While Monday’s action means that sports betting in Connecticut inches closer – if the Supreme Court indeed overturns the Professional and Amateur Sports Protection Act – there are still hurdles to overcome. In particular, the state’s two tribes, which run the Mohegan Sun and Foxwoods casinos, believe they would have exclusivity when it comes to offering sports betting, should it become legal. Key state lawmakers and the attorney general, according to The Day, aren’t so sure.
“The attorney general and many of us here don’t exactly agree with that,” House Speaker Joe Aresimowicz (D-Berlin) said in a press briefing on Monday.
Though Connecticut Sports Betting Wasn’t on the Table When Gambling Was Legalized in State, Connecticut Tribal Powers Are Claiming Exclusivity.
House Majority Leader Matthew Ritter (D-Hartford) echoed his counterpart, saying that sports betting didn’t fall under the original compacts the tribes have with the state, in part because sports betting wasn’t on the table at that time.
“It was never contemplated, the specific words were never used, and here we are 26 years later and they’re raising it for the first time,” Ritter said at the briefing. “I’ve heard better legal arguments than that one.”
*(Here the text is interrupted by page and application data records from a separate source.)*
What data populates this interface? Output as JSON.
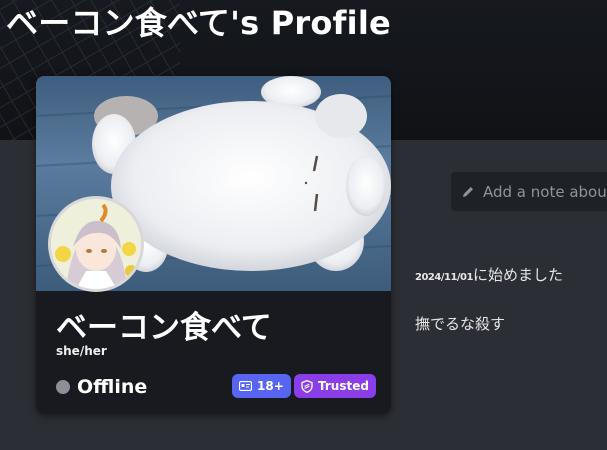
{
  "page": {
    "title": "ベーコン食べて's Profile"
  },
  "profile": {
    "display_name": "ベーコン食べて",
    "pronouns": "she/her",
    "status": "Offline",
    "status_color": "#8a8f98",
    "banner_icon": "fluffy-animal-banner",
    "avatar_icon": "anime-avatar"
  },
  "badges": {
    "age": {
      "label": "18+",
      "icon": "id-card-icon",
      "color": "#5865f2"
    },
    "trusted": {
      "label": "Trusted",
      "icon": "shield-icon",
      "color": "#8a3ee8"
    }
  },
  "note": {
    "placeholder": "Add a note about",
    "icon": "pencil-icon"
  },
  "bio": {
    "date": "2024/11/01",
    "line1_text": "に始めました",
    "line2": "撫でるな殺す"
  },
  "colors": {
    "background": "#0e1014",
    "panel": "#2b2e34",
    "card": "#181a1f"
  }
}
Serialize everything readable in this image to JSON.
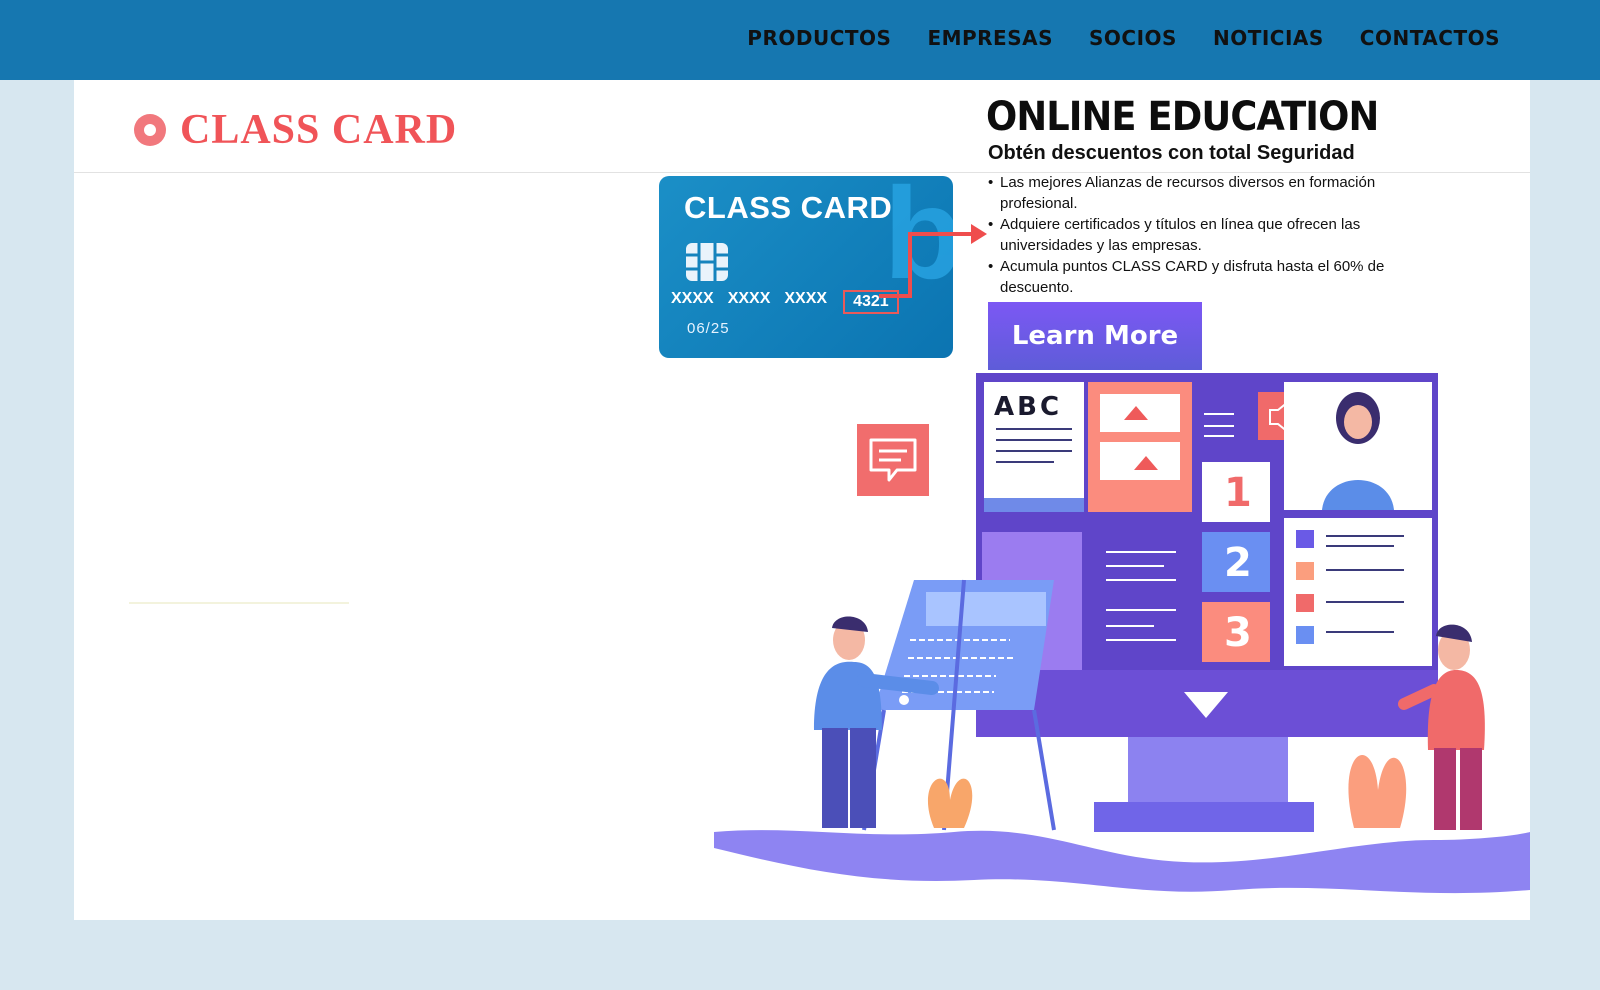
{
  "nav": {
    "items": [
      "PRODUCTOS",
      "EMPRESAS",
      "SOCIOS",
      "NOTICIAS",
      "CONTACTOS"
    ]
  },
  "brand": {
    "name": "CLASS CARD"
  },
  "card": {
    "title": "CLASS CARD",
    "number_groups": [
      "XXXX",
      "XXXX",
      "XXXX"
    ],
    "last_digits": "4321",
    "expiry": "06/25"
  },
  "promo": {
    "title": "ONLINE EDUCATION",
    "subtitle": "Obtén descuentos con total Seguridad",
    "bullets": [
      "Las mejores Alianzas de recursos diversos en formación profesional.",
      "Adquiere certificados y títulos en línea que ofrecen las universidades y las empresas.",
      "Acumula puntos CLASS CARD y disfruta hasta el 60% de descuento."
    ],
    "cta_label": "Learn More"
  },
  "illustration": {
    "abc_label": "ABC",
    "steps": [
      "1",
      "2",
      "3"
    ]
  },
  "colors": {
    "topbar": "#1677b0",
    "brand_red": "#f05458",
    "card_blue": "#0b74b1",
    "cta_purple": "#6a5ae6"
  }
}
The timing of the Judiciary Committee’s approval of HB 5307 is a bit curious, as both tribes sent letters to legislative leaders late last week outlining their objections. In fact, the Mohegan tribe threatened to stop paying the state the current 25 percent cut of slot machine revenue, should lawmakers legalize sports betting without striking a deal with the tribes.
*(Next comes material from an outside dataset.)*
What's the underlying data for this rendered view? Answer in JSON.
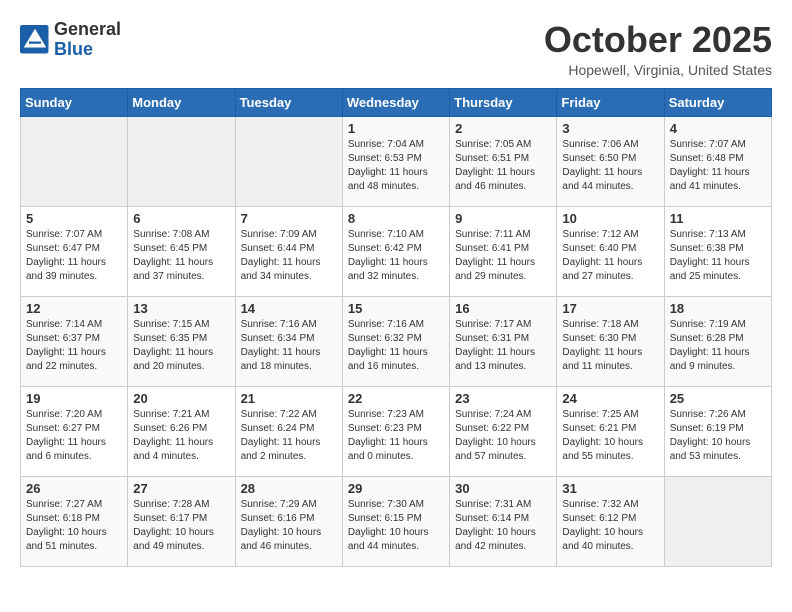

“If the state authorizes video facsimile gaming, the exclusivity provisions of (the compacts) would be violated and our obligations to make the slot contributions cease,” Mohegan attorney general Helga Woods told the CT Post.
It’s Likely Connecticut and Its Tribes Will Have to Come to an Agreement About Sports Betting Revenue.
The letters are likely just an opening volley from the tribes to get the state to the negotiating table. In 2015, the two struck a deal when the state began offering Keno throughout Connecticut and not just at the two casinos.
Connecticut is among a dozen states that appear to be trying to get ahead of the Supreme Court, which is set to rule on Murphy v NCAA before the term ends in late June. Should the court side with the state of New Jersey and overturn PASPA, the federal level ban would be lifted, leaving individual states to decide, or not, to pass laws to make sports wagering legal.
Connecticut’s senate has its own sports betting bill, SB 540, which got a favorable report from the Finance, Bonding and Revenue Committee in April. Since the committee voted, SB 540 has been subject to a financial review and assigned a calendar number, but not a calendar date.